This is post 1 of 3 about our child care search. The first step on a treasure hunt is to draw a map and gather tools.
Today's post is another blast from the past. I'm remembering back to our search for day care for my return to work 8 months ago. It was around this time last year that it started to set in that I was returning to work and that I needed to get searching.
When beginning our hunt for a day care provider, what I was really looking for was a second home for my child. Hubby and I felt that a home day care was the best option for our family. We liked the idea of little E being cuddled and loved and given the utmost attention in a home setting - just the way Mommy did for his first 12 months. I also wanted someone who shared the same passions and values as me. Active living, healthy eating, importance of reading and educational games and toys - just to name a few. That was ALL they needed to fit the bill. Easy right?
When little E was 9 months old I started my search. I was constantly being asked if I had day care set up and it wasn't something I wanted to think about during the holidays. The busy Christmas season was now over and a new year had started.
There was a buzz about playgroups. Mom's were swapping day care providers contact details and sharing their interview stories. Some great, some horrible. There were many of us searching for the same time frames and in the same neighbourhood. It almost felt like a rat race!
I went to a workshop called Child Care Options at the Ontario Early Years Centre. I learned about the child care system and regulations, but most importantly I learned not to worry about finding a day care. For some reason mother's in Ottawa believe that they have to register their children in day care as soon as they are born. There is a myth that suggests that there just isn't any space. Wrong! There is tons of child care out there - you just need to find it. I was not confident that I would receive a call from the Centralized Waiting List (and I never did) after hearing of so many unsuccessful stories and it was suggested that I take matters into my own hands. And that is what I did.

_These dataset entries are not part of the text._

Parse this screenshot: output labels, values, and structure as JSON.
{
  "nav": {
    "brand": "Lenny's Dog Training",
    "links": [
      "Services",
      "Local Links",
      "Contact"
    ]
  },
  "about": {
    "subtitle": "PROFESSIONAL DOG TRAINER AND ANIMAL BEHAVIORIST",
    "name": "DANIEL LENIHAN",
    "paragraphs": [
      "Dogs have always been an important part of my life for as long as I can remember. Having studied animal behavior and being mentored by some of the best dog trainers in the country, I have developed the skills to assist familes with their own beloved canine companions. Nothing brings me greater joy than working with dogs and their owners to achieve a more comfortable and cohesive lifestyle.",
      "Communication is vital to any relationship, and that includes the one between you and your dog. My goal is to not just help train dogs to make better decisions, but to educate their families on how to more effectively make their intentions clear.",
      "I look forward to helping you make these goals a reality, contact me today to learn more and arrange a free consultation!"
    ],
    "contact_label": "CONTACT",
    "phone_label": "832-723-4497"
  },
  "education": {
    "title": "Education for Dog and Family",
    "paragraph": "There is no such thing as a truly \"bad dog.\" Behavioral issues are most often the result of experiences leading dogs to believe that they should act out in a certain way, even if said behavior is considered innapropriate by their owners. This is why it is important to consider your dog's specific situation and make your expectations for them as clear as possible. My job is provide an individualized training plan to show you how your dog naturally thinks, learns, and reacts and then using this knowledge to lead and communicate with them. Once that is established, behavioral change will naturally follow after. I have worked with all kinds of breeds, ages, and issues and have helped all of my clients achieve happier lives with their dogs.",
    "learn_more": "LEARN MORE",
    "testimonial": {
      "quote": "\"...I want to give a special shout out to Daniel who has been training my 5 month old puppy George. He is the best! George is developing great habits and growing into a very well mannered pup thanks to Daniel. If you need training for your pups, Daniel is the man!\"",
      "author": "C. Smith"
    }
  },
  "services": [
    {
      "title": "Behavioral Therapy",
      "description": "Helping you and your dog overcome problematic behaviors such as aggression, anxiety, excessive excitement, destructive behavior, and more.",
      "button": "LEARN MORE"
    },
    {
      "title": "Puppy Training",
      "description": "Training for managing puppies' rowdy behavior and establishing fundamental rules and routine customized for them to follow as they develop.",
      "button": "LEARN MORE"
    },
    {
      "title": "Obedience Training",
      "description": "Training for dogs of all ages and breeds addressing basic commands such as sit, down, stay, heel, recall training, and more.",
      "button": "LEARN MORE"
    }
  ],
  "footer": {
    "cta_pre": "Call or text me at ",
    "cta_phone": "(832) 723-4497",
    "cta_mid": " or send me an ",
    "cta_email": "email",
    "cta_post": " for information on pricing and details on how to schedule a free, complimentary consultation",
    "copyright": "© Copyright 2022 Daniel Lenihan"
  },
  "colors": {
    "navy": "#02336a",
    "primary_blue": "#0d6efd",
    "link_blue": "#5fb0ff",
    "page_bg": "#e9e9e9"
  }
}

I contacted the Child Care Providers Resource Network (CCPRN). At the time, I emailed them and they sent excel spreadsheets listing all the home child cares in my area and surrounding areas. It was important for us to find one close to home (some find it more convenient to have one near their workplace). Note: Now, their service is much more user friendly and within a few clicks on their website you can bring up a list according to your postal code. The CCPRN did not keep tabs of who had spaces available or any specific details so I began going down the list and calling each one with a first draft of quick questions.
Question #1 - Do you have space available for a 12 month old?
If they answered no, I moved to the next one on the list.
Question #2 - Can you tell me a bit about your day care? I was looking for an idea of their typical day including schedules and priorities and also got an idea of their personality on the phone. If I liked what I heard then I asked them to set up a meeting and to visit their day care. If I didn't like what I heard I thanked them for their time.
My initial cold calls were quick and to the point. There was no messing around here. Of the approximately 25 providers on my lists, 7 had available spots and I narrowed it down to a top 3 that I wanted to interview.
I used this checklist on CCPRN's website as a starting point to draft my interview questions. With that, Hubby and I compiled a list of questions that were important to us including healthy and safety, routines and activities, and discipline. I was calm and cool and took my interviews very seriously. I had constructed interviews in my career many times before - but I knew this would be much tougher. Whomever we chose was to care for our most prized possession.